[[ Given entries, beginning ]]
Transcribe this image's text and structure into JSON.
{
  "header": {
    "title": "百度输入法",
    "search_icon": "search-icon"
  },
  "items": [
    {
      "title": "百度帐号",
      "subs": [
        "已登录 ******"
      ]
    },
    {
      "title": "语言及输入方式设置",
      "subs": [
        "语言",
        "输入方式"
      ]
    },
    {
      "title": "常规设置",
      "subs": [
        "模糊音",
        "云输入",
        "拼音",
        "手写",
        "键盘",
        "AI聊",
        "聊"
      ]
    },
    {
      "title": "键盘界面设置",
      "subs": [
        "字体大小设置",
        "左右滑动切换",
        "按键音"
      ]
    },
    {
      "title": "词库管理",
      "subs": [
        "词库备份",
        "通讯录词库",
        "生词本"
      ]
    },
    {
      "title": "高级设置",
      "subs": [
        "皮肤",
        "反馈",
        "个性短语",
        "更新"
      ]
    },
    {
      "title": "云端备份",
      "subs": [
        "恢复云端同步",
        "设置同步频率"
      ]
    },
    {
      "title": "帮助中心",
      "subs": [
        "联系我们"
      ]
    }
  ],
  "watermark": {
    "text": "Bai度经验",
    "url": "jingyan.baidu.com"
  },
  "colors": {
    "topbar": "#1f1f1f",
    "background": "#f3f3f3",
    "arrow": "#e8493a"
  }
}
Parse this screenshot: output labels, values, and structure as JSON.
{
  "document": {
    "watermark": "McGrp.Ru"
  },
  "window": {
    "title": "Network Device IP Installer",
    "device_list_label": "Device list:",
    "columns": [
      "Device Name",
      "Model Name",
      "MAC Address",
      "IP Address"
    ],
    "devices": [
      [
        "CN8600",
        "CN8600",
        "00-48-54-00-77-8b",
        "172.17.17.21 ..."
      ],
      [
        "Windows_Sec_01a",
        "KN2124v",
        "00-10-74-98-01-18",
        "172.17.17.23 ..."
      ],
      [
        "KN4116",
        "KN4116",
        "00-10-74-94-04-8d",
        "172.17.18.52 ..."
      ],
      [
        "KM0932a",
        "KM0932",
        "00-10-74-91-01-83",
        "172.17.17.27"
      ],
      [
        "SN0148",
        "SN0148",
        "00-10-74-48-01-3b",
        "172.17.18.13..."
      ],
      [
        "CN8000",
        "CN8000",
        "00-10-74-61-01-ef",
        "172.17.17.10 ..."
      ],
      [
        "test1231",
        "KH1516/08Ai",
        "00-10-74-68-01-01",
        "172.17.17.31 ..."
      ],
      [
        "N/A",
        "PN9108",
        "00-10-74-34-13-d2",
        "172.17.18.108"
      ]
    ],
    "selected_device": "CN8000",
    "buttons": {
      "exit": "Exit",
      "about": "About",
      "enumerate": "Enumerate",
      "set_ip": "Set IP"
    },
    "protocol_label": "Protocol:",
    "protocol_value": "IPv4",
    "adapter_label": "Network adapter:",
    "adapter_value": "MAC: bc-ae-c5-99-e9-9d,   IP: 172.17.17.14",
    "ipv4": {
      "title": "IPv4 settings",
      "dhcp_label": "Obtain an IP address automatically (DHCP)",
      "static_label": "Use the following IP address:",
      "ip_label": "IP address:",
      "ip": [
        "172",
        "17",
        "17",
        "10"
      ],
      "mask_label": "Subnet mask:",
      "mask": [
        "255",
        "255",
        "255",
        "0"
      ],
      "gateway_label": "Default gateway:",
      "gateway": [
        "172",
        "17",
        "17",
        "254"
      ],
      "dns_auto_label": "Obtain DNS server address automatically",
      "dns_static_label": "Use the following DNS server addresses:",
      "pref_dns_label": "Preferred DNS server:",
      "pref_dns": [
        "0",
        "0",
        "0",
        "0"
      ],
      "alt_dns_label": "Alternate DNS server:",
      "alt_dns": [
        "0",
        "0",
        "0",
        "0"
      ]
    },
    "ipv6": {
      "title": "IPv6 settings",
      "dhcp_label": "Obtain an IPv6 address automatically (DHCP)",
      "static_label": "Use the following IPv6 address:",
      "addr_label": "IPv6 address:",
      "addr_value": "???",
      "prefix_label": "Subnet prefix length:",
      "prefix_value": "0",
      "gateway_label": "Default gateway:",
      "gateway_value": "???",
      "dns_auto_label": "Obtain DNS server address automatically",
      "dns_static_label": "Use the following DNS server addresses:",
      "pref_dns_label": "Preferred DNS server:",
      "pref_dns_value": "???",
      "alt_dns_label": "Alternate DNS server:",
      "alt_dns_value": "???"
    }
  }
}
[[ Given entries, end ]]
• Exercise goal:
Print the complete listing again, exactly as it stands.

• Task response:
Transcribe this image's text and structure into JSON.
{
  "header": {
    "title": "百度输入法",
    "search_icon": "search-icon"
  },
  "items": [
    {
      "title": "百度帐号",
      "subs": [
        "已登录 ******"
      ]
    },
    {
      "title": "语言及输入方式设置",
      "subs": [
        "语言",
        "输入方式"
      ]
    },
    {
      "title": "常规设置",
      "subs": [
        "模糊音",
        "云输入",
        "拼音",
        "手写",
        "键盘",
        "AI聊",
        "聊"
      ]
    },
    {
      "title": "键盘界面设置",
      "subs": [
        "字体大小设置",
        "左右滑动切换",
        "按键音"
      ]
    },
    {
      "title": "词库管理",
      "subs": [
        "词库备份",
        "通讯录词库",
        "生词本"
      ]
    },
    {
      "title": "高级设置",
      "subs": [
        "皮肤",
        "反馈",
        "个性短语",
        "更新"
      ]
    },
    {
      "title": "云端备份",
      "subs": [
        "恢复云端同步",
        "设置同步频率"
      ]
    },
    {
      "title": "帮助中心",
      "subs": [
        "联系我们"
      ]
    }
  ],
  "watermark": {
    "text": "Bai度经验",
    "url": "jingyan.baidu.com"
  },
  "colors": {
    "topbar": "#1f1f1f",
    "background": "#f3f3f3",
    "arrow": "#e8493a"
  }
}
Parse this screenshot: output labels, values, and structure as JSON.
{
  "document": {
    "watermark": "McGrp.Ru"
  },
  "window": {
    "title": "Network Device IP Installer",
    "device_list_label": "Device list:",
    "columns": [
      "Device Name",
      "Model Name",
      "MAC Address",
      "IP Address"
    ],
    "devices": [
      [
        "CN8600",
        "CN8600",
        "00-48-54-00-77-8b",
        "172.17.17.21 ..."
      ],
      [
        "Windows_Sec_01a",
        "KN2124v",
        "00-10-74-98-01-18",
        "172.17.17.23 ..."
      ],
      [
        "KN4116",
        "KN4116",
        "00-10-74-94-04-8d",
        "172.17.18.52 ..."
      ],
      [
        "KM0932a",
        "KM0932",
        "00-10-74-91-01-83",
        "172.17.17.27"
      ],
      [
        "SN0148",
        "SN0148",
        "00-10-74-48-01-3b",
        "172.17.18.13..."
      ],
      [
        "CN8000",
        "CN8000",
        "00-10-74-61-01-ef",
        "172.17.17.10 ..."
      ],
      [
        "test1231",
        "KH1516/08Ai",
        "00-10-74-68-01-01",
        "172.17.17.31 ..."
      ],
      [
        "N/A",
        "PN9108",
        "00-10-74-34-13-d2",
        "172.17.18.108"
      ]
    ],
    "selected_device": "CN8000",
    "buttons": {
      "exit": "Exit",
      "about": "About",
      "enumerate": "Enumerate",
      "set_ip": "Set IP"
    },
    "protocol_label": "Protocol:",
    "protocol_value": "IPv4",
    "adapter_label": "Network adapter:",
    "adapter_value": "MAC: bc-ae-c5-99-e9-9d,   IP: 172.17.17.14",
    "ipv4": {
      "title": "IPv4 settings",
      "dhcp_label": "Obtain an IP address automatically (DHCP)",
      "static_label": "Use the following IP address:",
      "ip_label": "IP address:",
      "ip": [
        "172",
        "17",
        "17",
        "10"
      ],
      "mask_label": "Subnet mask:",
      "mask": [
        "255",
        "255",
        "255",
        "0"
      ],
      "gateway_label": "Default gateway:",
      "gateway": [
        "172",
        "17",
        "17",
        "254"
      ],
      "dns_auto_label": "Obtain DNS server address automatically",
      "dns_static_label": "Use the following DNS server addresses:",
      "pref_dns_label": "Preferred DNS server:",
      "pref_dns": [
        "0",
        "0",
        "0",
        "0"
      ],
      "alt_dns_label": "Alternate DNS server:",
      "alt_dns": [
        "0",
        "0",
        "0",
        "0"
      ]
    },
    "ipv6": {
      "title": "IPv6 settings",
      "dhcp_label": "Obtain an IPv6 address automatically (DHCP)",
      "static_label": "Use the following IPv6 address:",
      "addr_label": "IPv6 address:",
      "addr_value": "???",
      "prefix_label": "Subnet prefix length:",
      "prefix_value": "0",
      "gateway_label": "Default gateway:",
      "gateway_value": "???",
      "dns_auto_label": "Obtain DNS server address automatically",
      "dns_static_label": "Use the following DNS server addresses:",
      "pref_dns_label": "Preferred DNS server:",
      "pref_dns_value": "???",
      "alt_dns_label": "Alternate DNS server:",
      "alt_dns_value": "???"
    }
  }
}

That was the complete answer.